| Exercise brief |
Write out every record below exactly as it appears, omitting the pictures.

[Records drawn from a dataset]
++++
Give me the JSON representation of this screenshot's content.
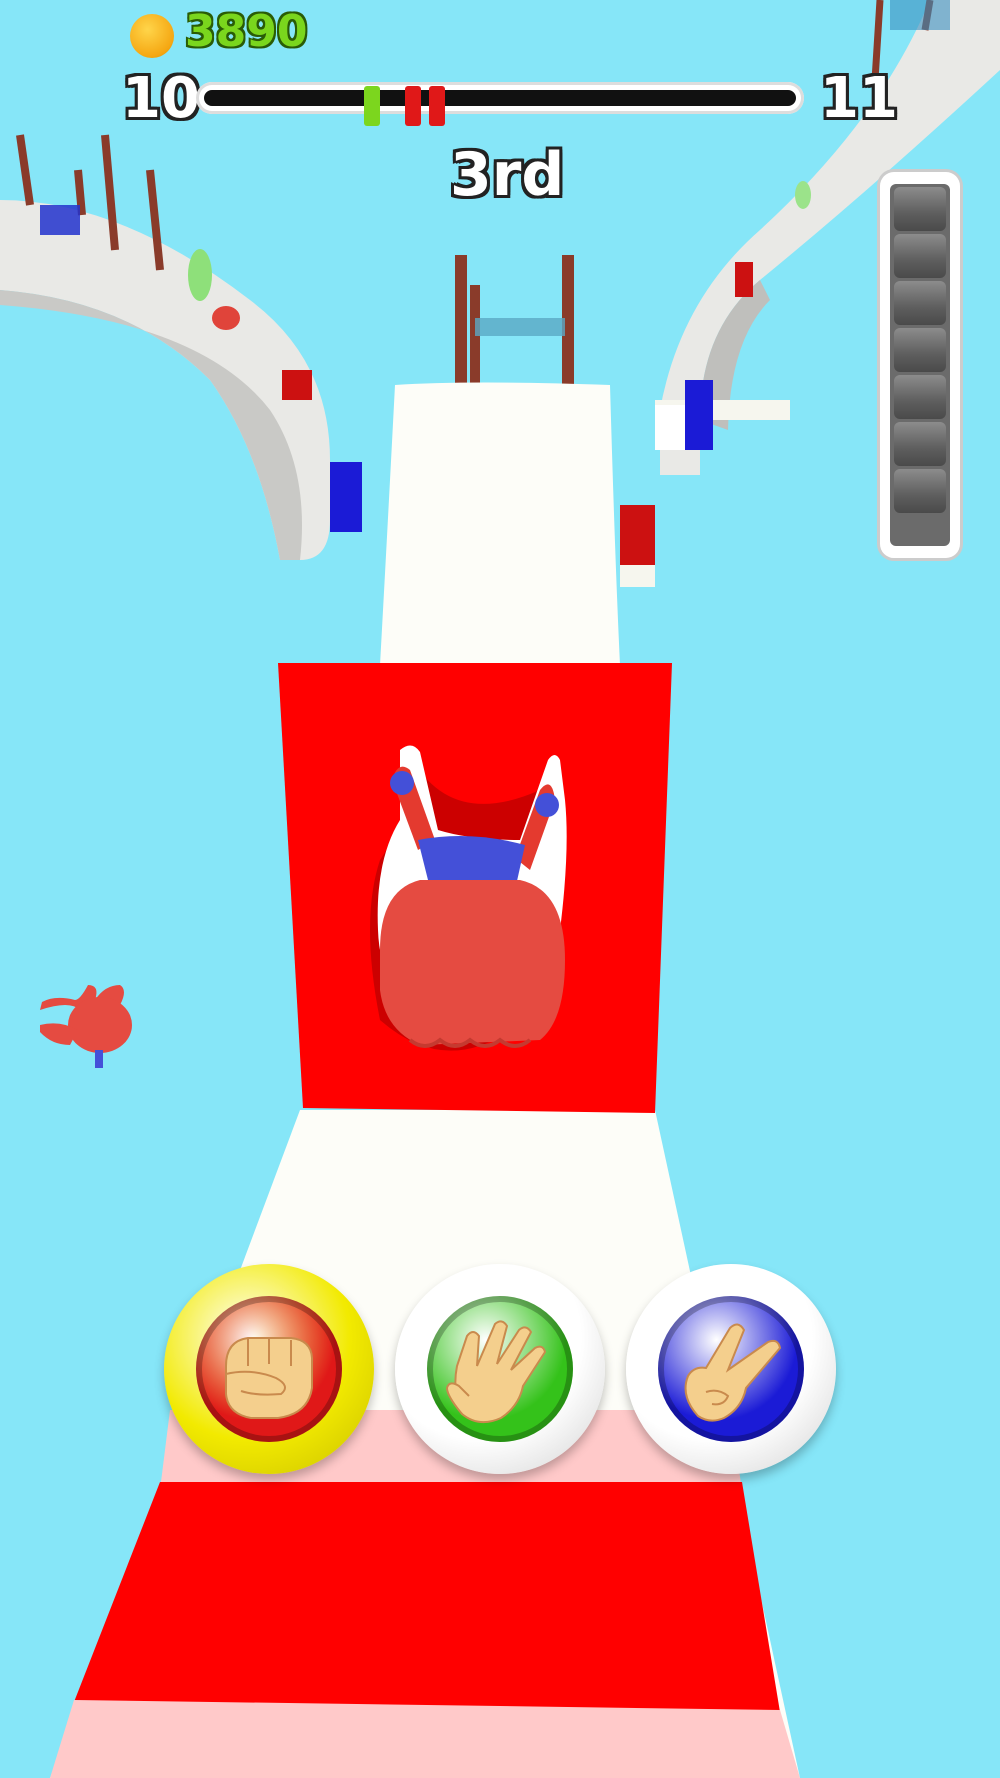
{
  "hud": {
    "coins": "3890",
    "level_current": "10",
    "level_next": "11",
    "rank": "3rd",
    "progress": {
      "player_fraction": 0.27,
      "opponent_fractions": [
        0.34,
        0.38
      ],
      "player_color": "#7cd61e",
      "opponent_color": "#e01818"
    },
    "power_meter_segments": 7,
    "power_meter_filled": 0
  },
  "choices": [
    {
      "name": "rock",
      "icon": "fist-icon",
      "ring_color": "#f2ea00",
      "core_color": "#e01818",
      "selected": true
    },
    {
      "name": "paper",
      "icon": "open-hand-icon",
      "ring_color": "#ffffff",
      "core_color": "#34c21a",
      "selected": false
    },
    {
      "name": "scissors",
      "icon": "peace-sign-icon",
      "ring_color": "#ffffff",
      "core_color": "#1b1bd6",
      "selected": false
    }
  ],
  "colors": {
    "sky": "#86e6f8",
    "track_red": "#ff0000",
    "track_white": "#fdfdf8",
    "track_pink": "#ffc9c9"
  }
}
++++
| Answer to the problem |
Give me the JSON representation of this screenshot's content.
{
  "hud": {
    "coins": "3890",
    "level_current": "10",
    "level_next": "11",
    "rank": "3rd",
    "progress": {
      "player_fraction": 0.27,
      "opponent_fractions": [
        0.34,
        0.38
      ],
      "player_color": "#7cd61e",
      "opponent_color": "#e01818"
    },
    "power_meter_segments": 7,
    "power_meter_filled": 0
  },
  "choices": [
    {
      "name": "rock",
      "icon": "fist-icon",
      "ring_color": "#f2ea00",
      "core_color": "#e01818",
      "selected": true
    },
    {
      "name": "paper",
      "icon": "open-hand-icon",
      "ring_color": "#ffffff",
      "core_color": "#34c21a",
      "selected": false
    },
    {
      "name": "scissors",
      "icon": "peace-sign-icon",
      "ring_color": "#ffffff",
      "core_color": "#1b1bd6",
      "selected": false
    }
  ],
  "colors": {
    "sky": "#86e6f8",
    "track_red": "#ff0000",
    "track_white": "#fdfdf8",
    "track_pink": "#ffc9c9"
  }
}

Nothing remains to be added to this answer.